A Couple of Questions
If you and/or your employees have never used HD Video conferencing, you are missing out. There are some actions you may be expected to perform or execute that would be facilitated by the use of an HD Video Conferencing system. For example, sharing content, scheduling a multipoint conference, or moving a system and setting it up again in a different location are just a few ways that HD Video Conferencing can help. Here are two common questions that many people have when they jump into HD Video conferencing:
- Where are the places I can Video Conference?
- What kind of things can I share from my computer?
To answer question number one, the places you can Video Conference have multiplied drastically over the past couple years.
Room systems and rack mounted systems are pretty much going to stay in the rooms they were designated for. The exception being that room systems can be torn down and redeployed to another room or a completely different location. Keep in mind, if an employee is going to take a system to another location, the address will need to be toggled to auto or reset with a static IP.
Desktop systems are next in line. They are highly mobile and most are easy to setup. An executive can have one shipped to a summer home to stay connected. Desktop systems such as the Radvision VC240 and the LifeSize Unity 50 not only look professional on anyone’s desk, but also double as your PC monitor. In the near future, as Video Conferencing becomes mainstream amongst work places, government, and even public platforms, desktop systems may be the norm on every desk. As companies compete, affordability will ensue.
Mobile Conferencing Apps are the latest and greatest. These are going to expand the communication world to its limits. As network technology gets more advanced and faster, Mobile Conferencing will sooner or later take over voice. Voice will never go away, but the trend in how people communicate leans towards a Video Conferencing world. Most Mobile Video Conferencing apps require wifi and a few run over 3G and 4G. Security should be a priority for any company utilizing Mobile Conferencing, but for individual private use it’s not mandatory. Company meetings, where sensitive data is exchanged, should not use a public wifi. Secure multipoint bridging is available on apps such as Scopia Mobile V3.
Video Kiosks in a public arena are coming onto the scene now. Imagine video enabled kiosks in a metro area that let a user video call a live attendant for directions or help. The applications to use kiosks in a store front can bring a company’s customers together at different locations and let them interact with presentations and ad campaigns. The future of shopping will be quite unique.
Video Conferencing and sharing data.
Sharing screens, presentations, and images from document readers are a common thing for Video Conferencing. They are also a part of why HD Video Conferencing makes such an impact on the productivity and speediness of projects. Instead of emailing (or worse, driving) back and forth a document or slides of a presentation, co-workers can complete a project right on the spot. Sometimes, decisions are made for the whole workforce by one or two people. For example, imagine a superintendent at a housing construction company. He is in charge of the construction of 7 houses in 3 different neighborhoods. The workers are waiting at each house, in various stages of completion, for him to come by and approve or sign off on their work. If each of the locations has a smart phone with Video Conferencing capabilities, the superintendent could see over the approvals in one location, make any adjustments or critiques, and save himself time by getting the projects done faster. This is just one of many examples that demonstrates how Video Conferencing and collaboration can improve how a business can manage its time.

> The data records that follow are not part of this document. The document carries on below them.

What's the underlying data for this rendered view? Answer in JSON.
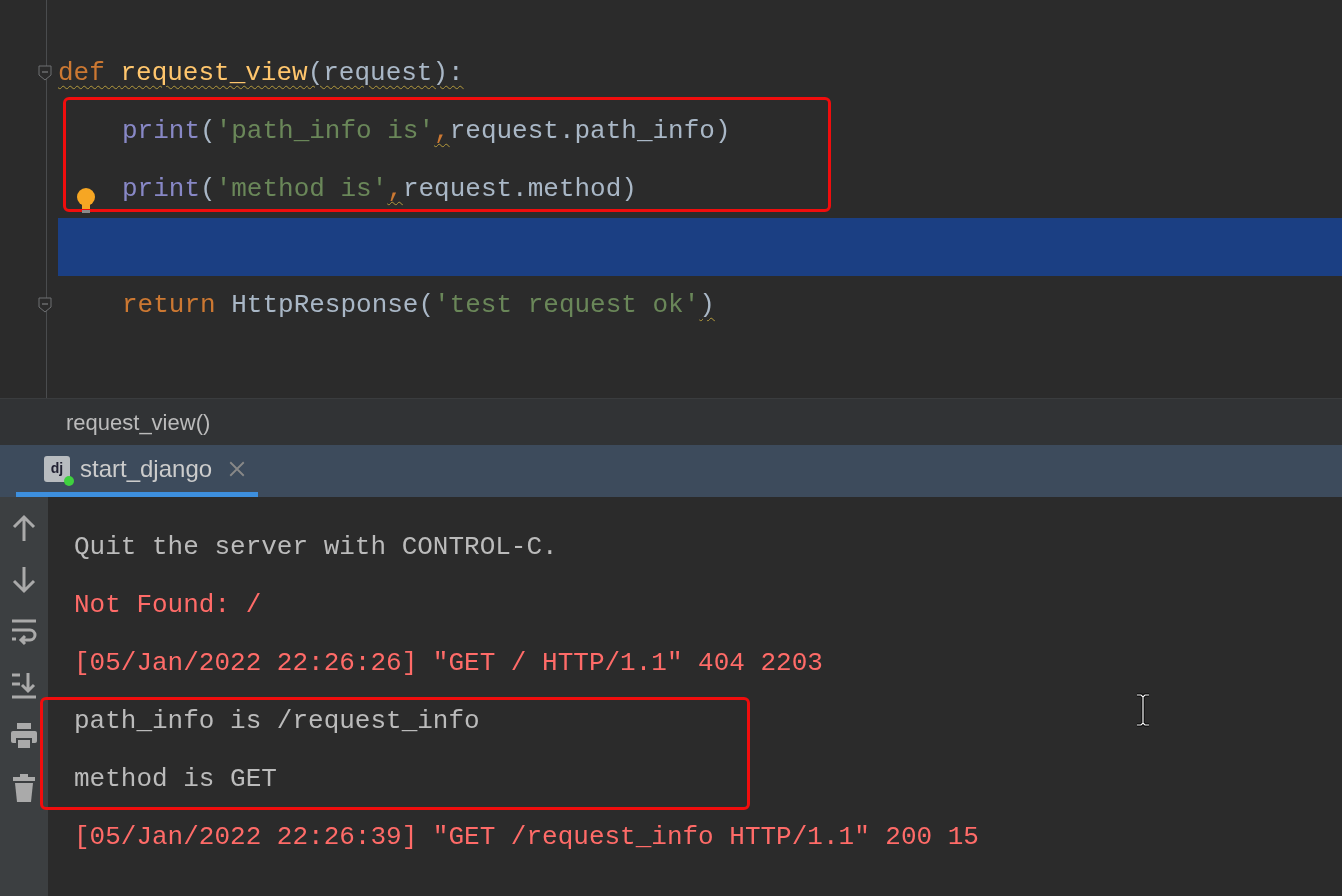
{
  "editor": {
    "lines": [
      {
        "indented": false,
        "fold_marker": true,
        "current": false,
        "bulb": false,
        "boxed": false,
        "tokens": [
          {
            "text": "def ",
            "kind": "keyword",
            "warn": true
          },
          {
            "text": "request_view",
            "kind": "function",
            "warn": true
          },
          {
            "text": "(request):",
            "kind": "plain",
            "warn": true
          }
        ]
      },
      {
        "indented": true,
        "fold_marker": false,
        "current": false,
        "bulb": false,
        "boxed": true,
        "tokens": [
          {
            "text": "print",
            "kind": "builtin",
            "warn": false
          },
          {
            "text": "(",
            "kind": "plain",
            "warn": false
          },
          {
            "text": "'path_info is'",
            "kind": "string",
            "warn": false
          },
          {
            "text": ",",
            "kind": "keyword",
            "warn": true
          },
          {
            "text": "request.path_info)",
            "kind": "plain",
            "warn": false
          }
        ]
      },
      {
        "indented": true,
        "fold_marker": false,
        "current": false,
        "bulb": true,
        "boxed": true,
        "tokens": [
          {
            "text": "print",
            "kind": "builtin",
            "warn": false
          },
          {
            "text": "(",
            "kind": "plain",
            "warn": false
          },
          {
            "text": "'method is'",
            "kind": "string",
            "warn": false
          },
          {
            "text": ",",
            "kind": "keyword",
            "warn": true
          },
          {
            "text": "request.method)",
            "kind": "plain",
            "warn": false
          }
        ]
      },
      {
        "indented": false,
        "fold_marker": false,
        "current": true,
        "bulb": false,
        "boxed": false
      },
      {
        "indented": true,
        "fold_marker": true,
        "current": false,
        "bulb": false,
        "boxed": false,
        "tokens": [
          {
            "text": "return",
            "kind": "keyword",
            "warn": false
          },
          {
            "text": " HttpResponse(",
            "kind": "plain",
            "warn": false
          },
          {
            "text": "'test request ok'",
            "kind": "string",
            "warn": false
          },
          {
            "text": ")",
            "kind": "plain",
            "warn": true
          }
        ]
      }
    ]
  },
  "breadcrumb": "request_view()",
  "run_tabs": [
    {
      "label": "start_django",
      "icon_text": "dj",
      "selected": true
    }
  ],
  "console": {
    "lines": [
      {
        "text": "Quit the server with CONTROL-C.",
        "kind": "info",
        "boxed": false
      },
      {
        "text": "Not Found: /",
        "kind": "error",
        "boxed": false
      },
      {
        "text": "[05/Jan/2022 22:26:26] \"GET / HTTP/1.1\" 404 2203",
        "kind": "error",
        "boxed": false
      },
      {
        "text": "path_info is /request_info",
        "kind": "info",
        "boxed": true
      },
      {
        "text": "method is GET",
        "kind": "info",
        "boxed": true
      },
      {
        "text": "[05/Jan/2022 22:26:39] \"GET /request_info HTTP/1.1\" 200 15",
        "kind": "error",
        "boxed": false
      }
    ]
  }
}
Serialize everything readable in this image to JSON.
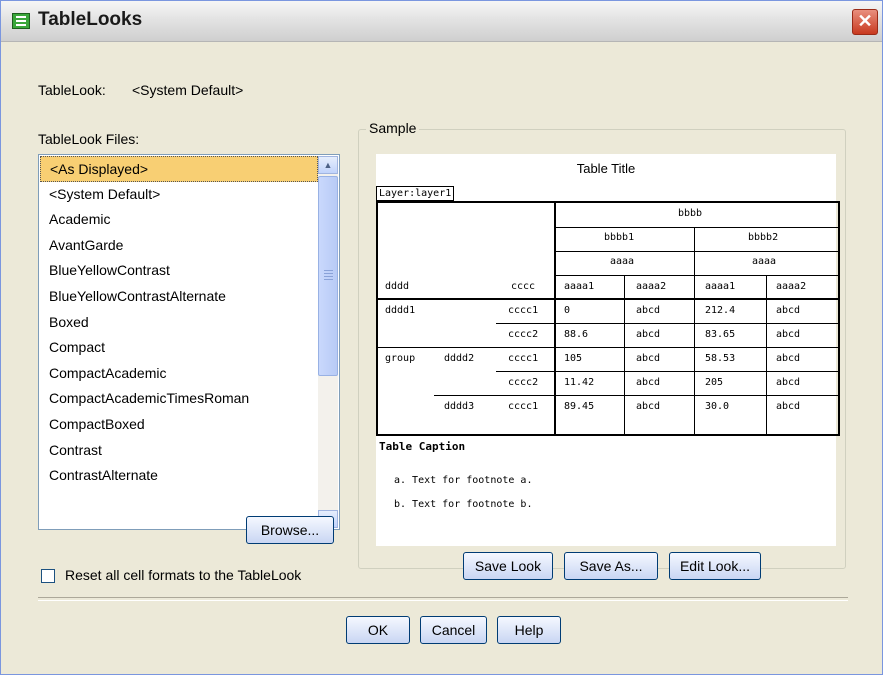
{
  "window": {
    "title": "TableLooks",
    "close_glyph": "✕"
  },
  "tablelook": {
    "label": "TableLook:",
    "value": "<System Default>"
  },
  "files": {
    "label": "TableLook Files:",
    "items": [
      "<As Displayed>",
      "<System Default>",
      "Academic",
      "AvantGarde",
      "BlueYellowContrast",
      "BlueYellowContrastAlternate",
      "Boxed",
      "Compact",
      "CompactAcademic",
      "CompactAcademicTimesRoman",
      "CompactBoxed",
      "Contrast",
      "ContrastAlternate"
    ],
    "selected_index": 0
  },
  "browse_label": "Browse...",
  "reset": {
    "label": "Reset all cell formats to the TableLook",
    "checked": false
  },
  "sample": {
    "group_label": "Sample",
    "table_title": "Table Title",
    "layer": "Layer:layer1",
    "caption": "Table Caption",
    "headers": {
      "top": "bbbb",
      "sub1": "bbbb1",
      "sub2": "bbbb2",
      "aaaa_left": "aaaa",
      "aaaa_right": "aaaa",
      "row_dim": "dddd",
      "cccc": "cccc",
      "col1": "aaaa1",
      "col2": "aaaa2",
      "col3": "aaaa1",
      "col4": "aaaa2"
    },
    "rows": [
      {
        "group": "",
        "d1": "dddd1",
        "d2": "",
        "c": "cccc1",
        "v": [
          "0",
          "abcd",
          "212.4",
          "abcd"
        ]
      },
      {
        "group": "",
        "d1": "",
        "d2": "",
        "c": "cccc2",
        "v": [
          "88.6",
          "abcd",
          "83.65",
          "abcd"
        ]
      },
      {
        "group": "group",
        "d1": "",
        "d2": "dddd2",
        "c": "cccc1",
        "v": [
          "105",
          "abcd",
          "58.53",
          "abcd"
        ]
      },
      {
        "group": "",
        "d1": "",
        "d2": "",
        "c": "cccc2",
        "v": [
          "11.42",
          "abcd",
          "205",
          "abcd"
        ]
      },
      {
        "group": "",
        "d1": "",
        "d2": "dddd3",
        "c": "cccc1",
        "v": [
          "89.45",
          "abcd",
          "30.0",
          "abcd"
        ]
      }
    ],
    "footnotes": [
      "a. Text for footnote a.",
      "b. Text for footnote b."
    ]
  },
  "buttons": {
    "save_look": "Save Look",
    "save_as": "Save As...",
    "edit_look": "Edit Look...",
    "ok": "OK",
    "cancel": "Cancel",
    "help": "Help"
  },
  "colors": {
    "selection": "#f8cf73",
    "dialog_bg": "#ECE9D8",
    "button_border": "#003c74"
  }
}
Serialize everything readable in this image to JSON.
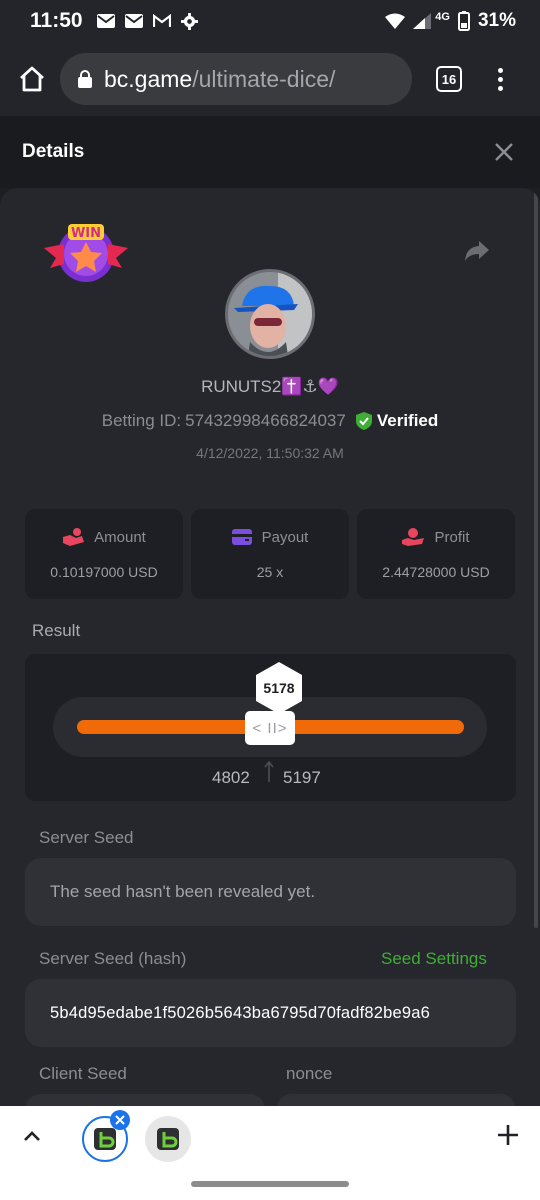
{
  "status_bar": {
    "time": "11:50",
    "network": "4G",
    "battery": "31%"
  },
  "browser": {
    "url_host": "bc.game",
    "url_path": "/ultimate-dice/",
    "tab_count": "16"
  },
  "header": {
    "title": "Details"
  },
  "player": {
    "username": "RUNUTS2✝️⚓💜",
    "betting_id_label": "Betting ID:",
    "betting_id": "57432998466824037",
    "verified_label": "Verified",
    "timestamp": "4/12/2022, 11:50:32 AM"
  },
  "stats": [
    {
      "label": "Amount",
      "value": "0.10197000 USD",
      "icon": "coin-hand-icon",
      "icon_color": "#e8455f"
    },
    {
      "label": "Payout",
      "value": "25 x",
      "icon": "wallet-icon",
      "icon_color": "#7a4fe0"
    },
    {
      "label": "Profit",
      "value": "2.44728000 USD",
      "icon": "profit-hand-icon",
      "icon_color": "#e8455f"
    }
  ],
  "result": {
    "label": "Result",
    "value": "5178",
    "handle_glyph": "< II>",
    "range_low": "4802",
    "range_high": "5197",
    "accent": "#f06a07"
  },
  "server_seed": {
    "label": "Server Seed",
    "value": "The seed hasn't been revealed yet."
  },
  "server_seed_hash": {
    "label": "Server Seed (hash)",
    "settings_link": "Seed Settings",
    "value": "5b4d95edabe1f5026b5643ba6795d70fadf82be9a6"
  },
  "client_seed": {
    "label": "Client Seed"
  },
  "nonce": {
    "label": "nonce"
  },
  "colors": {
    "green": "#3fae36",
    "background": "#1d1e22",
    "card": "#26272d"
  }
}
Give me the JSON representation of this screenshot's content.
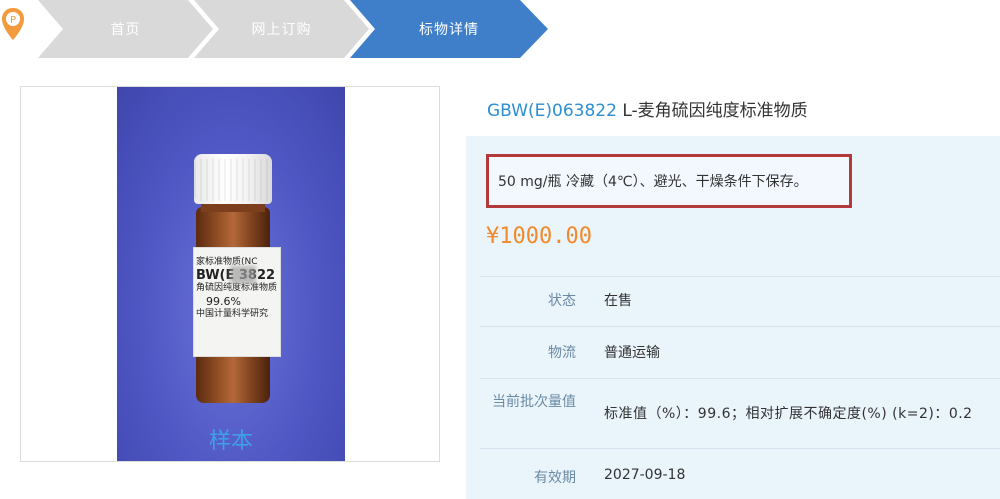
{
  "breadcrumb": {
    "items": [
      {
        "label": "首页",
        "active": false
      },
      {
        "label": "网上订购",
        "active": false
      },
      {
        "label": "标物详情",
        "active": true
      }
    ],
    "colors": {
      "inactive": "#d9d9d9",
      "active": "#3f7fc9"
    }
  },
  "product": {
    "code": "GBW(E)063822",
    "name": "L-麦角硫因纯度标准物质",
    "spec": "50 mg/瓶 冷藏（4℃）、避光、干燥条件下保存。",
    "price": "¥1000.00",
    "sample_caption": "样本",
    "vial_label": {
      "line1": "家标准物质(NC",
      "line2": "BW(E  3822",
      "line3": "角硫因纯度标准物质",
      "line4": "99.6%",
      "line5": "中国计量科学研究"
    },
    "attributes": [
      {
        "key": "状态",
        "value": "在售"
      },
      {
        "key": "物流",
        "value": "普通运输"
      },
      {
        "key": "当前批次量值",
        "value": "标准值（%）：99.6；相对扩展不确定度(%) (k=2)：0.2"
      },
      {
        "key": "有效期",
        "value": "2027-09-18"
      }
    ]
  },
  "icons": {
    "location": "map-pin-icon"
  }
}
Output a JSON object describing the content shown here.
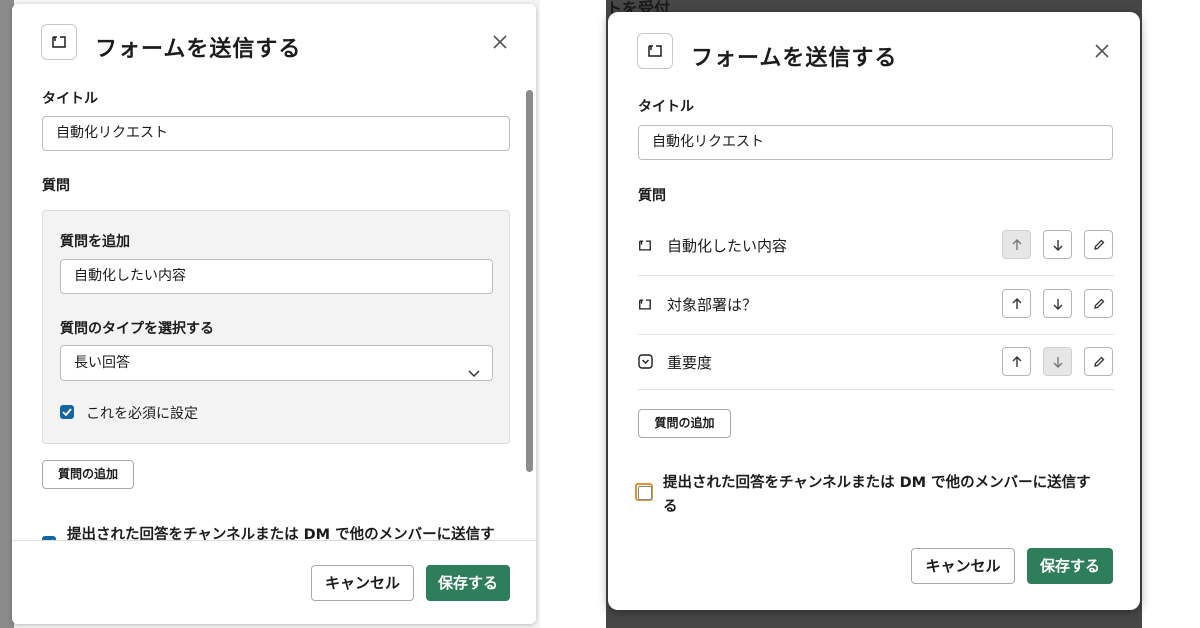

Contact Face to Face Live for more information about HD Video Conferencing